It takes time. Like all things, it seems like such a daunting obstacle in the beginning. We are already feeling awful about the diagnosis, and now we are having things that are comforting to us ripped out from under our feet. It’s hard in the beginning, but it does pass. As we continue to prioritize our health, home cooking all of our meals and taking our exercise, the cravings and the frustrations gradually decrease. There are still times where I would give anything to pop into Dairy Queen for an Oreo Blizzard, but instead I’ll train my thoughts elsewhere, or I’ll drink a glass of water to help me feel full until it’s time for dinner. I still occasionally have sweet treats, but I bake them myself, so I have control over the amount of sweeteners that go into it (and even then, I’m more apt to make up some kind of fruit salad).

While healthy eating doesn’t come as naturally as it used to in the past, it is doable, and learning how to cook opens up a whole world of experiences.
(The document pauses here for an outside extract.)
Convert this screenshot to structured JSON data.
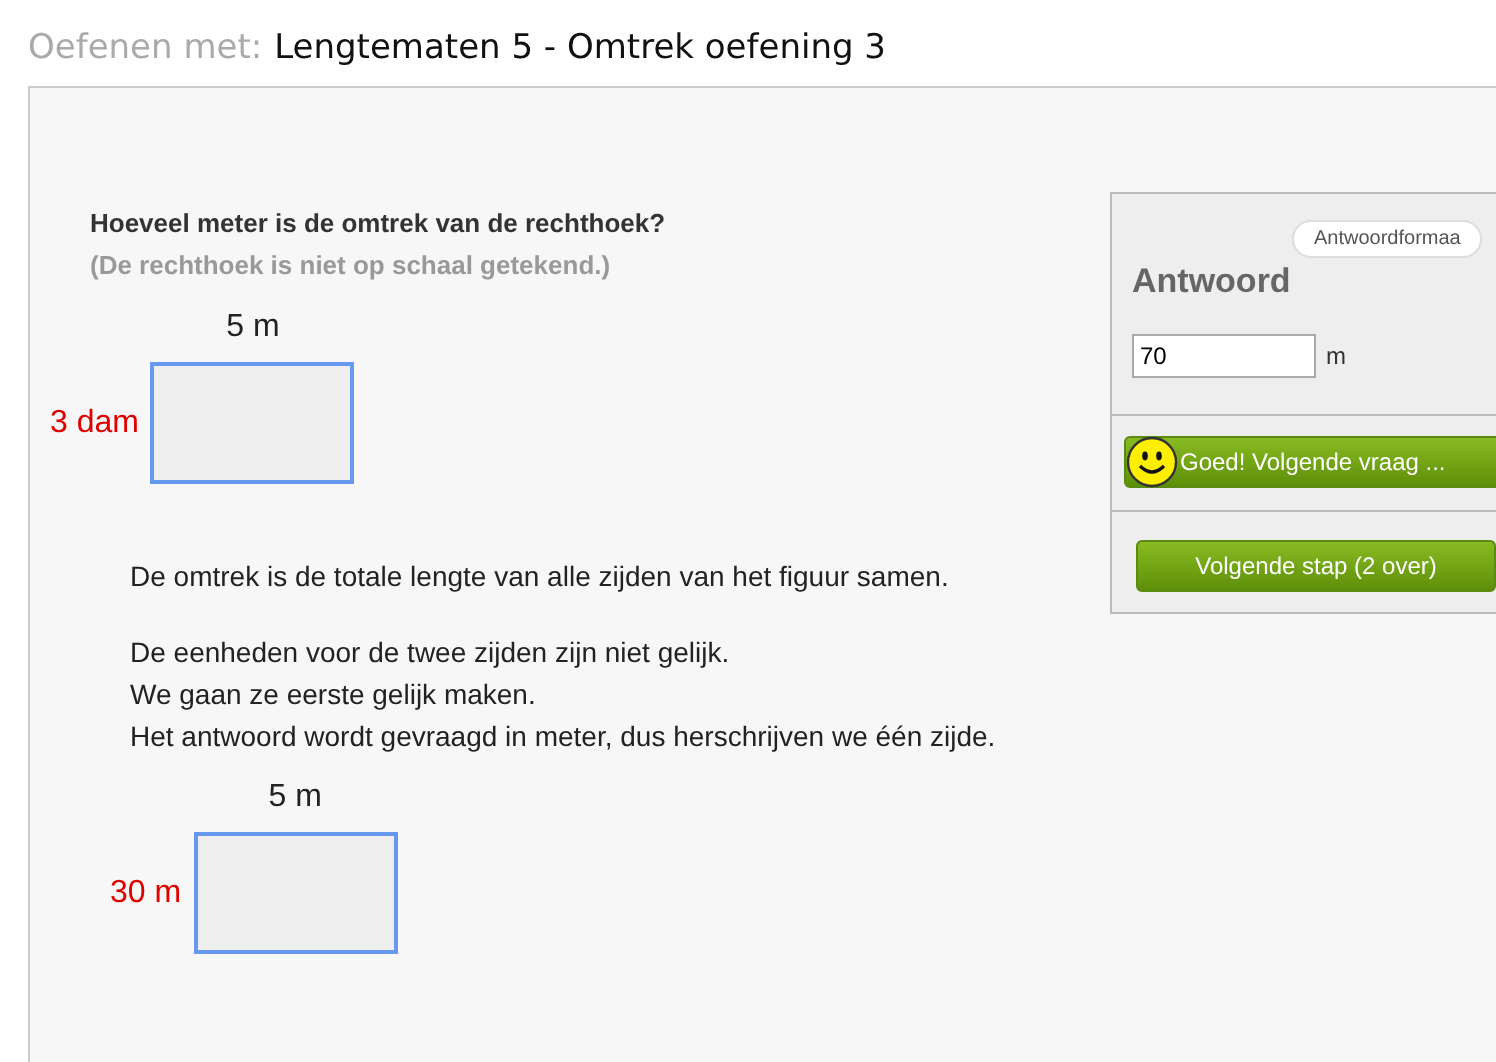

There are so many ways to experience food that we aren’t even aware of. Sometimes, a bad thing can lead to a very good thing, indeed.

Steak dinner picture courtesy of Josh Madison of Flickr.

Published by Canterbury Convert